A British map of German plans for Operation Sealion.
Forester's literary skills - the narrative is peppered with imaginary news bulletins, and refers to imaginary versions of the kind of material (official records, memoirs, reference to post conflict battlefields) that flesh out real campaign narratives - turn his thought experiment into a story well enough written to sustain interest. But it is quite a short/slight affair. A fun quick read, it's whetted my appetite for more in depth treatments.
Before buying this, whilst reading about Forester generally, I felt quite tempted to start in on his Hornblower books, what with my particular interest in the Napoleonic era. But whilst these short stories were all very enjoyable enough to read, they were a bit too 'boys own action adventure' for me, peopled by rather dated stock stereotypes, and displaying a certain overly simplistic chest-beating patriotism I can't really relate to.
Forester has German paratroopers landing successfully in his story.
A boat being converted for Operation Sealion.
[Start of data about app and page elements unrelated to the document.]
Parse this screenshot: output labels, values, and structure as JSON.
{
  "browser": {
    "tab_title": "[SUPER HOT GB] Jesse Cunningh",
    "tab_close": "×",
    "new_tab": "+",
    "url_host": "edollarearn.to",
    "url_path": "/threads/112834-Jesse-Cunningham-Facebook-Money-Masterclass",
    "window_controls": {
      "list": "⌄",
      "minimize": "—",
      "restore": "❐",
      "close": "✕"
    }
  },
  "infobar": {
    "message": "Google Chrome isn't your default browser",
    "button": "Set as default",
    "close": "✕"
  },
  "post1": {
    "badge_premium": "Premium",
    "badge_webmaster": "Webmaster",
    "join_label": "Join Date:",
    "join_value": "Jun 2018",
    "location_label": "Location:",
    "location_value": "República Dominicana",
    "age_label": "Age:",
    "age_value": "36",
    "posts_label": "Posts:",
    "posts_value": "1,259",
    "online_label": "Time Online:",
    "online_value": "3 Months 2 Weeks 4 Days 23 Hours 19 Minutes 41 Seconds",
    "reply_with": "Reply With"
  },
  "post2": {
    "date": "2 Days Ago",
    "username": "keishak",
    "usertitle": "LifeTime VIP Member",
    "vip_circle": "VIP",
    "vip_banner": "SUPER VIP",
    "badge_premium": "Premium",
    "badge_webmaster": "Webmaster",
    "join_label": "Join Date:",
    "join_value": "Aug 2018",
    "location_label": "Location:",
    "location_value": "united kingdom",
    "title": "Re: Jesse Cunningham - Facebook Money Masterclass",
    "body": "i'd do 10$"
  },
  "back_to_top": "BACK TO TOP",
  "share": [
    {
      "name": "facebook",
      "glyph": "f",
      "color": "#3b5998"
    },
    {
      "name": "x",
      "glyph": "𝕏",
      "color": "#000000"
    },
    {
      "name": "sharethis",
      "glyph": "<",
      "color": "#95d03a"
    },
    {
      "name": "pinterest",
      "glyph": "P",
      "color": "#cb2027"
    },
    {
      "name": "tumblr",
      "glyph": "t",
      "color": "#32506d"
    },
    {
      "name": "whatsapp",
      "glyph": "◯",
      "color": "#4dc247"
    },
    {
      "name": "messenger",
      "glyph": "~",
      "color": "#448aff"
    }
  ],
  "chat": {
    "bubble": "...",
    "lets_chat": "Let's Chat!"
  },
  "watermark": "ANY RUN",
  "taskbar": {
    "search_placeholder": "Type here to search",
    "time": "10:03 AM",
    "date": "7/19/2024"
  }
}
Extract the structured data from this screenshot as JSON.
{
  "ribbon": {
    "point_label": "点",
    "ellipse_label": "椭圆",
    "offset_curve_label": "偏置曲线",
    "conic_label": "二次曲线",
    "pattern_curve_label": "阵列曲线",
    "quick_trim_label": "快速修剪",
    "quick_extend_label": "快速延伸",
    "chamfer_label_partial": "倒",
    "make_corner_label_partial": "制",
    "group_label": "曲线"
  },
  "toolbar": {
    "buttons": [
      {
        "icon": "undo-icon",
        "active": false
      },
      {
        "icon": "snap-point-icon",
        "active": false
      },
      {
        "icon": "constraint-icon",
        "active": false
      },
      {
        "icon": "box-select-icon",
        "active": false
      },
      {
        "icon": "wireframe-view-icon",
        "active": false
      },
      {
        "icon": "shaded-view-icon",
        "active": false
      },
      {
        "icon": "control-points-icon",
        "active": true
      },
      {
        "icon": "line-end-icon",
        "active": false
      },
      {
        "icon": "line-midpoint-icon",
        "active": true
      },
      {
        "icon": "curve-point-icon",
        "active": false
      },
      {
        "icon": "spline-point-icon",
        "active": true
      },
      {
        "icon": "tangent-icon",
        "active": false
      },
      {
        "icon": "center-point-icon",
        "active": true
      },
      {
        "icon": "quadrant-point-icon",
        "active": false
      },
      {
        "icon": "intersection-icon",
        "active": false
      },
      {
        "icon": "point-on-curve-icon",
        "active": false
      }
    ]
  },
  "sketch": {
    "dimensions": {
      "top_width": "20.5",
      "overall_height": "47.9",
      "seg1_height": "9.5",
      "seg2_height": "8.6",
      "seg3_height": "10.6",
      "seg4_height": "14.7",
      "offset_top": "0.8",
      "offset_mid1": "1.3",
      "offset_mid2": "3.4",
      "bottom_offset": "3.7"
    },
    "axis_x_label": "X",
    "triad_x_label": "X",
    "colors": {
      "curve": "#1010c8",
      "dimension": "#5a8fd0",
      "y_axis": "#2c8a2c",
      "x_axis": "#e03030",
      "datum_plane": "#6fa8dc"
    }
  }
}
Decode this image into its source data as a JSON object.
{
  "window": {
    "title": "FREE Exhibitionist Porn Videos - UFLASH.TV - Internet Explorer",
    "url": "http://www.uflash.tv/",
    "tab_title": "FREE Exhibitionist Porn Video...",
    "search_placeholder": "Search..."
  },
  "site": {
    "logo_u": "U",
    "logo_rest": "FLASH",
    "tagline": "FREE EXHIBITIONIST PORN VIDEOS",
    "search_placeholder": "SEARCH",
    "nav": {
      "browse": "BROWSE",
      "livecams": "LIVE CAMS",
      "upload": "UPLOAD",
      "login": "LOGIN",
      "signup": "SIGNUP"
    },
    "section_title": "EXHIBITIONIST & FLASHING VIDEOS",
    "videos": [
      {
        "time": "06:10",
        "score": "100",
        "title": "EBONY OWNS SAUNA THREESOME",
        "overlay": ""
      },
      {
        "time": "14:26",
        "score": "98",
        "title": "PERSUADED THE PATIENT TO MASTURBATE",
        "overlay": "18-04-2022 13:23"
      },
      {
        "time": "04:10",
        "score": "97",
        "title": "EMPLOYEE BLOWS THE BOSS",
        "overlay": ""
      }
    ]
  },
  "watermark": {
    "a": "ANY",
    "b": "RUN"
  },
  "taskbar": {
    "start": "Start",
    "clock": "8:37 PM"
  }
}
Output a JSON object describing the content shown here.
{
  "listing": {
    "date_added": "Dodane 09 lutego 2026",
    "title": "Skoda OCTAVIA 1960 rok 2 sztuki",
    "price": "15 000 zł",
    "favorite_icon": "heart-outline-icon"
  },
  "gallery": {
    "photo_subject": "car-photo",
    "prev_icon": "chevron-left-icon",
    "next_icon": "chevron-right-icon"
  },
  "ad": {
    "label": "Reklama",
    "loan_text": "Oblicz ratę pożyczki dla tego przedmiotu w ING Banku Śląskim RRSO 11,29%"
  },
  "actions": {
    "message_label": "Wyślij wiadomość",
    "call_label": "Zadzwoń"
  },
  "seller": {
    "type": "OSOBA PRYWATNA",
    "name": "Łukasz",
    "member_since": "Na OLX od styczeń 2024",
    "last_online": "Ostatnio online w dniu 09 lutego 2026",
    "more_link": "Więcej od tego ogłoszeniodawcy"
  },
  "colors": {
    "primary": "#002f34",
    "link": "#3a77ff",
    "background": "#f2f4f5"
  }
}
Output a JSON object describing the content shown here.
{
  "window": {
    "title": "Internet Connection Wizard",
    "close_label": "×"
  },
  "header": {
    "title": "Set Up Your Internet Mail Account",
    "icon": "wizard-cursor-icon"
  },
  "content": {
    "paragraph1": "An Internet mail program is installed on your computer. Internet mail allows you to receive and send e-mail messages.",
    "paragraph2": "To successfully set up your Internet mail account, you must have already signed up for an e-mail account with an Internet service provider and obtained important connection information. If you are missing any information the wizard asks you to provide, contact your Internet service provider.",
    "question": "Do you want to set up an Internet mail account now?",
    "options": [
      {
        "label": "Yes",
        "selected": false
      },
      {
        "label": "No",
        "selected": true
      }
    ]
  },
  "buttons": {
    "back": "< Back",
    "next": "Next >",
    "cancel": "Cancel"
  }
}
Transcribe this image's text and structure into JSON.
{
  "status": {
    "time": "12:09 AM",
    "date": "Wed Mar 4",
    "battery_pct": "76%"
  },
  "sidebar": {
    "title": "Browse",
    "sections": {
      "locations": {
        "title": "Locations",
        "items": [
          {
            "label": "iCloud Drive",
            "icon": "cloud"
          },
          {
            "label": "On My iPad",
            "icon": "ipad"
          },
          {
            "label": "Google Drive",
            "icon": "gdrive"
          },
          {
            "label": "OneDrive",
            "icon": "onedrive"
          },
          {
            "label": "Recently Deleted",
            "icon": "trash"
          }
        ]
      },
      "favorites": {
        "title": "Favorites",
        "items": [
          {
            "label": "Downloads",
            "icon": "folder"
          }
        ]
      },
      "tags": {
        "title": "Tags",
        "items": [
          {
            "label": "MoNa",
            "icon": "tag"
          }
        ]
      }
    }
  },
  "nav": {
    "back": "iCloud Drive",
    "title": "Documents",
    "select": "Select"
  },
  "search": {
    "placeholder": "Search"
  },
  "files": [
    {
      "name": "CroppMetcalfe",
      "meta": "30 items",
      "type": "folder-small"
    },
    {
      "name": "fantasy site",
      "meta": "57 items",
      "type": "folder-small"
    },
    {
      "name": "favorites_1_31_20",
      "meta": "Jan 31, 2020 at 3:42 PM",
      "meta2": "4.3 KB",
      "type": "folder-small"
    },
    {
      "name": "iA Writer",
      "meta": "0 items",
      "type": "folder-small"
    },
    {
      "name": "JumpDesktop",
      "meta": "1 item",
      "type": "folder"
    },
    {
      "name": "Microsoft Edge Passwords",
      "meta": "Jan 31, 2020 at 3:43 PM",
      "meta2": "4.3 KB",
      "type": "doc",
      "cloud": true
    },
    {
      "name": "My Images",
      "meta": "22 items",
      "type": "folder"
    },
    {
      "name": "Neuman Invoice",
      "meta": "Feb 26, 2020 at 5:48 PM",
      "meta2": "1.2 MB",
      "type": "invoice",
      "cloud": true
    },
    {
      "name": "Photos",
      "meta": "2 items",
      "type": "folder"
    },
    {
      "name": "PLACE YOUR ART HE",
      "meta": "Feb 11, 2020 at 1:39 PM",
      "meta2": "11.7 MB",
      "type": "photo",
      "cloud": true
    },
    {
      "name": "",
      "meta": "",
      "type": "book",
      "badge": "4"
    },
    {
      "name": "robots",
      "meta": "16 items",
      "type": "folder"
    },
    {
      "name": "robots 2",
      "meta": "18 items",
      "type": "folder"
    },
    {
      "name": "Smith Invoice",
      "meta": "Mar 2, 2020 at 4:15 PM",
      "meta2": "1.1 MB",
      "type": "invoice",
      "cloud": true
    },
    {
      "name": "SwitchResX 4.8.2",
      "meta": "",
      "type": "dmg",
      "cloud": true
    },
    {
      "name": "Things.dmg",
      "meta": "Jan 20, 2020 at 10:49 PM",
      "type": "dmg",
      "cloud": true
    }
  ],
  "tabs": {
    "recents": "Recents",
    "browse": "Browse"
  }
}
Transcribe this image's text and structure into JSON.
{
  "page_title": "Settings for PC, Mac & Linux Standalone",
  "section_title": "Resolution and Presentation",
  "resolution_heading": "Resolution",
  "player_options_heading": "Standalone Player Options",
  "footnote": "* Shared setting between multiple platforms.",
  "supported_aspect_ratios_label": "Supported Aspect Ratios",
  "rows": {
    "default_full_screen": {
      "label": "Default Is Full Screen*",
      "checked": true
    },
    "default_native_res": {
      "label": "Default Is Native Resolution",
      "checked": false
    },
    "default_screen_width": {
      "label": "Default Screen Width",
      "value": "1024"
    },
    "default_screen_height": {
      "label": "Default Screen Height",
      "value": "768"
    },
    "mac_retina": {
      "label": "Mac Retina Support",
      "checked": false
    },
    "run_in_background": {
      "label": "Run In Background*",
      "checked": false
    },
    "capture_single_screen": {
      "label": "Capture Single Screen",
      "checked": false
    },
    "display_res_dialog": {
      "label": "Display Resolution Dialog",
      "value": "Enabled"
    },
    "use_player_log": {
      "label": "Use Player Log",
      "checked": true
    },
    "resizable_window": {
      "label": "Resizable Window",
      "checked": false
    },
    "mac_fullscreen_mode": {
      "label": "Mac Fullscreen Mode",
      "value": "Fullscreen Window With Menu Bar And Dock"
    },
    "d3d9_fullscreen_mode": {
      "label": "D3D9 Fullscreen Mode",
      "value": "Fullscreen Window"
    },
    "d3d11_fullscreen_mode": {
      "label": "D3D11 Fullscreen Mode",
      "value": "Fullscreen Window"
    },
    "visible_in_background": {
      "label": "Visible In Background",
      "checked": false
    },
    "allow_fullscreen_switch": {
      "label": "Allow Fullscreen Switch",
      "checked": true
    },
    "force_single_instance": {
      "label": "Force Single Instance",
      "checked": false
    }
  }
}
Forester follows the fate of such a vessel, inc. its cargo and commander in his narrative.
As alluded to above, this slant to the writing isn't so surprising in the light of C S Forester's role at the time, as a propaganda writer based in the US. But in more general stylistic terms, Forester's literary flavour reminded me of a slightly less exciting or accomplished Ian Fleming - fun but rather naff - the only major difference being that Forester's stories (as presented here, at any rate) are, despite the propaganda spin, somewhat more plausible than Fleming's 007 stuff.
Whilst I won't be rushing into the Hornblower chronicles on the strength of reading these stories, I certainly would recommend Gold From Crete to anyone looking for wartime action and adventure of the pulpy throwaway variety - stirring fun for quiet afternoons! And if you're intrigued by alternative histories, then the piece on Hitler's invasion of England is certainly worth reading.
A still - clearly reproduced from a printed source - from the Brownlow & Mollo film It Happened Here, a film I simply have to see (just ordered it!)
 I got my copy via the Amazon UK 'marketplace'.
 Much as I'm fascinated by ideas around France and/or Napoleon's plans to invade Britain in the late 1790s, early 1800s.